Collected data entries
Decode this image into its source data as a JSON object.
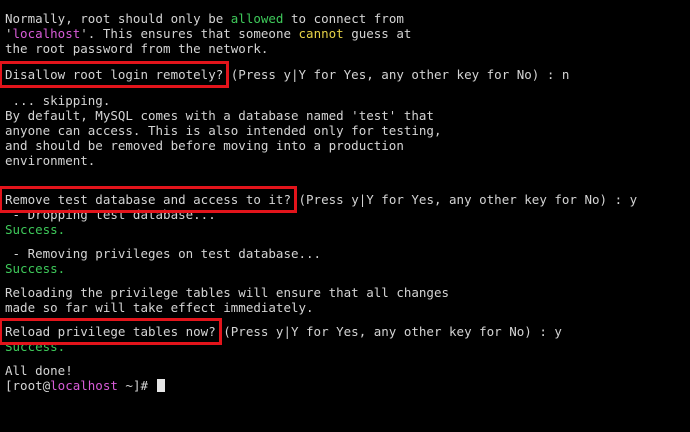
{
  "intro": {
    "line1_a": "Normally, root should only be ",
    "line1_allowed": "allowed",
    "line1_b": " to connect from",
    "line2_q1": "'",
    "line2_host": "localhost",
    "line2_q2": "'",
    "line2_a": ". This ensures that someone ",
    "line2_cannot": "cannot",
    "line2_b": " guess at",
    "line3": "the root password from the network."
  },
  "prompt1": {
    "question": "Disallow root login remotely?",
    "options": " (Press y|Y for Yes, any other key for No) : ",
    "answer": "n"
  },
  "skip": {
    "line1": " ... skipping.",
    "line2": "By default, MySQL comes with a database named 'test' that",
    "line3": "anyone can access. This is also intended only for testing,",
    "line4": "and should be removed before moving into a production",
    "line5": "environment."
  },
  "prompt2": {
    "question": "Remove test database and access to it?",
    "options": " (Press y|Y for Yes, any other key for No) : ",
    "answer": "y"
  },
  "drop": {
    "line1": " - Dropping test database...",
    "success1": "Success.",
    "line2": " - Removing privileges on test database...",
    "success2": "Success."
  },
  "reload_info": {
    "line1": "Reloading the privilege tables will ensure that all changes",
    "line2": "made so far will take effect immediately."
  },
  "prompt3": {
    "question": "Reload privilege tables now?",
    "options": " (Press y|Y for Yes, any other key for No) : ",
    "answer": "y"
  },
  "result": {
    "success": "Success.",
    "done": "All done!"
  },
  "shell_prompt": {
    "open": "[root@",
    "host": "localhost",
    "close": " ~]# "
  },
  "colors": {
    "background": "#000000",
    "text": "#d4d4d4",
    "success_green": "#3ec95a",
    "host_magenta": "#d85cd8",
    "cannot_yellow": "#e6d247",
    "highlight_red": "#e3141b"
  }
}
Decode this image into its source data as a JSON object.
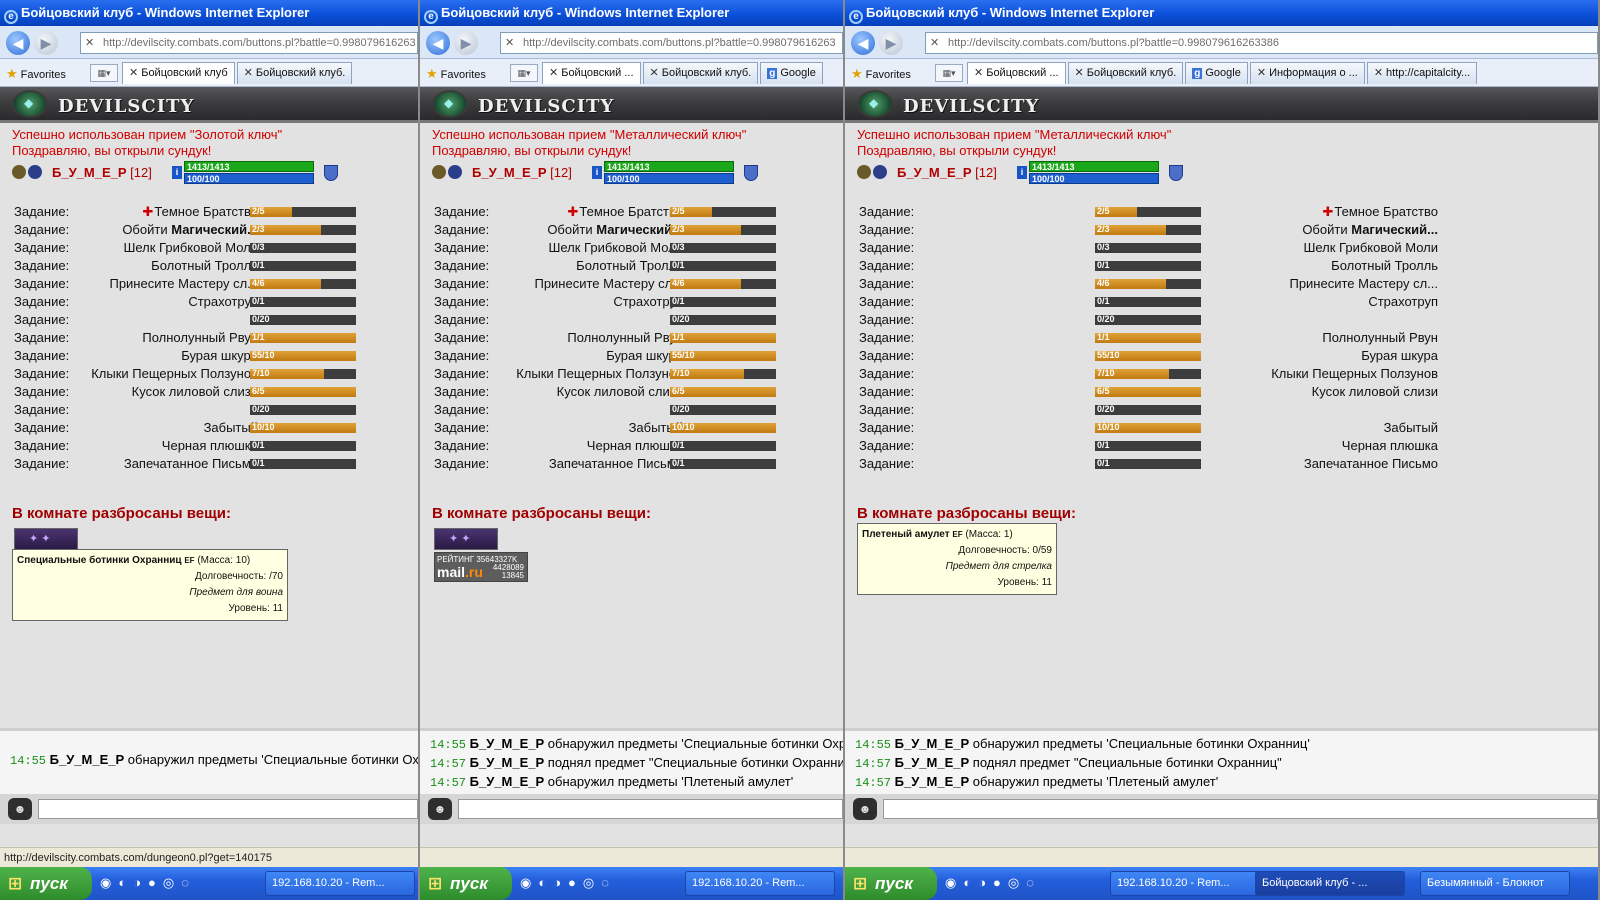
{
  "window_title": "Бойцовский клуб - Windows Internet Explorer",
  "favorites_label": "Favorites",
  "game_logo": "DEVILSCITY",
  "player": {
    "name": "Б_У_М_Е_Р",
    "level": "[12]",
    "hp": "1413/1413",
    "mp": "100/100"
  },
  "quest_label": "Задание:",
  "quests": [
    {
      "name": "Темное Братство",
      "progress": "2/5",
      "ratio": 0.4,
      "cross": true
    },
    {
      "name": "Обойти",
      "bold": "Магический...",
      "progress": "2/3",
      "ratio": 0.67
    },
    {
      "name": "Шелк Грибковой Моли",
      "progress": "0/3",
      "ratio": 0
    },
    {
      "name": "Болотный Тролль",
      "progress": "0/1",
      "ratio": 0
    },
    {
      "name": "Принесите Мастеру сл...",
      "progress": "4/6",
      "ratio": 0.67
    },
    {
      "name": "Страхотруп",
      "progress": "0/1",
      "ratio": 0
    },
    {
      "name": "",
      "progress": "0/20",
      "ratio": 0
    },
    {
      "name": "Полнолунный Рвун",
      "progress": "1/1",
      "ratio": 1
    },
    {
      "name": "Бурая шкура",
      "progress": "55/10",
      "ratio": 1
    },
    {
      "name": "Клыки Пещерных Ползунов",
      "progress": "7/10",
      "ratio": 0.7
    },
    {
      "name": "Кусок лиловой слизи",
      "progress": "6/5",
      "ratio": 1
    },
    {
      "name": "",
      "progress": "0/20",
      "ratio": 0
    },
    {
      "name": "Забытый",
      "progress": "10/10",
      "ratio": 1
    },
    {
      "name": "Черная плюшка",
      "progress": "0/1",
      "ratio": 0
    },
    {
      "name": "Запечатанное Письмо",
      "progress": "0/1",
      "ratio": 0
    }
  ],
  "room_title": "В комнате разбросаны вещи:",
  "panels": [
    {
      "address": "http://devilscity.combats.com/buttons.pl?battle=0.998079616263",
      "tabs": [
        "Бойцовский клуб",
        "Бойцовский клуб."
      ],
      "msg1": "Успешно использован прием \"Золотой ключ\"",
      "msg2": "Поздравляю, вы открыли сундук!",
      "tooltip": {
        "name": "Специальные ботинки Охранниц",
        "mass": "(Масса: 10)",
        "durability": "Долговечность: /70",
        "type": "Предмет для воина",
        "level": "Уровень: 11"
      },
      "chat": [
        {
          "time": "14:55",
          "nick": "Б_У_М_Е_Р",
          "text": "обнаружил предметы 'Специальные ботинки Охранниц'"
        }
      ],
      "status": "http://devilscity.combats.com/dungeon0.pl?get=140175"
    },
    {
      "address": "http://devilscity.combats.com/buttons.pl?battle=0.998079616263",
      "tabs": [
        "Бойцовский ...",
        "Бойцовский клуб.",
        "Google"
      ],
      "msg1": "Успешно использован прием \"Металлический ключ\"",
      "msg2": "Поздравляю, вы открыли сундук!",
      "rating": {
        "label": "РЕЙТИНГ 35643327K",
        "brand_a": "mail",
        "brand_b": ".ru",
        "n1": "4428089",
        "n2": "13845"
      },
      "chat": [
        {
          "time": "14:55",
          "nick": "Б_У_М_Е_Р",
          "text": "обнаружил предметы 'Специальные ботинки Охранниц'"
        },
        {
          "time": "14:57",
          "nick": "Б_У_М_Е_Р",
          "text": "поднял предмет \"Специальные ботинки Охранниц\""
        },
        {
          "time": "14:57",
          "nick": "Б_У_М_Е_Р",
          "text": "обнаружил предметы 'Плетеный амулет'"
        }
      ]
    },
    {
      "address": "http://devilscity.combats.com/buttons.pl?battle=0.998079616263386",
      "tabs": [
        "Бойцовский ...",
        "Бойцовский клуб.",
        "Google",
        "Информация о ...",
        "http://capitalcity..."
      ],
      "msg1": "Успешно использован прием \"Металлический ключ\"",
      "msg2": "Поздравляю, вы открыли сундук!",
      "tooltip": {
        "name": "Плетеный амулет",
        "mass": "(Масса: 1)",
        "durability": "Долговечность: 0/59",
        "type": "Предмет для стрелка",
        "level": "Уровень: 11"
      },
      "chat": [
        {
          "time": "14:55",
          "nick": "Б_У_М_Е_Р",
          "text": "обнаружил предметы 'Специальные ботинки Охранниц'"
        },
        {
          "time": "14:57",
          "nick": "Б_У_М_Е_Р",
          "text": "поднял предмет \"Специальные ботинки Охранниц\""
        },
        {
          "time": "14:57",
          "nick": "Б_У_М_Е_Р",
          "text": "обнаружил предметы 'Плетеный амулет'"
        }
      ]
    }
  ],
  "taskbar": {
    "start": "пуск",
    "tasks": [
      "192.168.10.20 - Rem...",
      "Бойцовский клуб - ...",
      "Безымянный - Блокнот"
    ]
  }
}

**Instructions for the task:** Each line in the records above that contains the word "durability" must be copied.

**Exercise output:**
        "durability": "Долговечность: /70",
        "durability": "Долговечность: 0/59",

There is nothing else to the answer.